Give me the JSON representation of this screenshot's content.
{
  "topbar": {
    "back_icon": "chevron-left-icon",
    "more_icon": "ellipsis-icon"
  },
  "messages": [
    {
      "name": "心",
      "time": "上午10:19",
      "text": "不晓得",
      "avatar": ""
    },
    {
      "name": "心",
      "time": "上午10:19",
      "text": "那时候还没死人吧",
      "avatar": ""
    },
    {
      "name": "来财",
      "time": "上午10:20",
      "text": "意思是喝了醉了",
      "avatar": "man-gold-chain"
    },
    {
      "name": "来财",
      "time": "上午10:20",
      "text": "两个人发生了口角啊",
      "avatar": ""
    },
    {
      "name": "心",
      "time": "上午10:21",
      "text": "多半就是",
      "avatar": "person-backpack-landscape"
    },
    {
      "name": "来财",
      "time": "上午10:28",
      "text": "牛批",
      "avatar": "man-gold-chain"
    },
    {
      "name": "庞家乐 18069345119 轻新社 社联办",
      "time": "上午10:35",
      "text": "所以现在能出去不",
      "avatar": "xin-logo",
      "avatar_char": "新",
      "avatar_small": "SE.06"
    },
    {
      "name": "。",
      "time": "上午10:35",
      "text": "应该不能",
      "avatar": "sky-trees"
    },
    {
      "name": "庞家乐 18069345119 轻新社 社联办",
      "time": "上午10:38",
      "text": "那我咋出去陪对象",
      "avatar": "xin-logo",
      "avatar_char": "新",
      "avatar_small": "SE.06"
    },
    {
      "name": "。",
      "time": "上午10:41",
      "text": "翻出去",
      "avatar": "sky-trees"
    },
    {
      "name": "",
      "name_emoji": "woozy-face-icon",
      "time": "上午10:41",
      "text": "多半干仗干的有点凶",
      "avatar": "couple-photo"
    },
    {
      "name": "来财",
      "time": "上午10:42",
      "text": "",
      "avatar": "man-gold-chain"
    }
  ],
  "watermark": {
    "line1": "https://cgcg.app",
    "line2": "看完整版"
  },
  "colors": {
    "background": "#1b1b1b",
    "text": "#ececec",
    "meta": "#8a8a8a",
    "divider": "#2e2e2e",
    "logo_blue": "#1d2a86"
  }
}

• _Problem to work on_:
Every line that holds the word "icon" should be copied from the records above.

• _Solution for this exercise_:
    "back_icon": "chevron-left-icon",
    "more_icon": "ellipsis-icon"
      "name_emoji": "woozy-face-icon",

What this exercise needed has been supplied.